Items from an interface collection
┏━━

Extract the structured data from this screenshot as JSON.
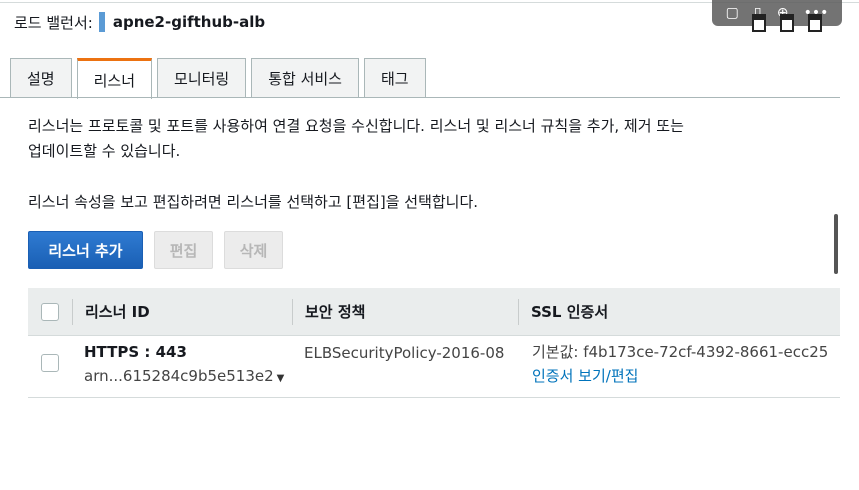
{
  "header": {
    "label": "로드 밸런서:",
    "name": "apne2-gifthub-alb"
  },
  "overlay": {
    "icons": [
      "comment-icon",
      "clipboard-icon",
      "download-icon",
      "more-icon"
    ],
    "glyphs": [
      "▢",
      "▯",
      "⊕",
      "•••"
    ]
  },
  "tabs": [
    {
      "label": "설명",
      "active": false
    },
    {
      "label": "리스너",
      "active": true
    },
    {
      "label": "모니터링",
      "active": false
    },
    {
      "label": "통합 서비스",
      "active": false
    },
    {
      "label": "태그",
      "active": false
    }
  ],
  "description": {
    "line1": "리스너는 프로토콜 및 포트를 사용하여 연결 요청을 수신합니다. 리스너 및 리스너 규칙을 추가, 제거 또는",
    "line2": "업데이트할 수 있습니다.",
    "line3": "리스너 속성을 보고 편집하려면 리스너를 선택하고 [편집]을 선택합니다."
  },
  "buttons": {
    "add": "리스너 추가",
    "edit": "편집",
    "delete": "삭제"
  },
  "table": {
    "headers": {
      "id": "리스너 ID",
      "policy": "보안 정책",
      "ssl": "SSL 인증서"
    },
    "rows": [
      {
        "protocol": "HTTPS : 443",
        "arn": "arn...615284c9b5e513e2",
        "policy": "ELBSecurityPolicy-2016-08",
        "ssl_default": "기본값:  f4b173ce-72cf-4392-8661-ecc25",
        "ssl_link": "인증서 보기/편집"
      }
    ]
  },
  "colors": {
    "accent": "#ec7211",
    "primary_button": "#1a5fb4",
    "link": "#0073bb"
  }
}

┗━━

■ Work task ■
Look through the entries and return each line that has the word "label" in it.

■ Answer to this exercise ■
    "label": "로드 밸런서:",
      "label": "설명",
      "label": "리스너",
      "label": "모니터링",
      "label": "통합 서비스",
      "label": "태그",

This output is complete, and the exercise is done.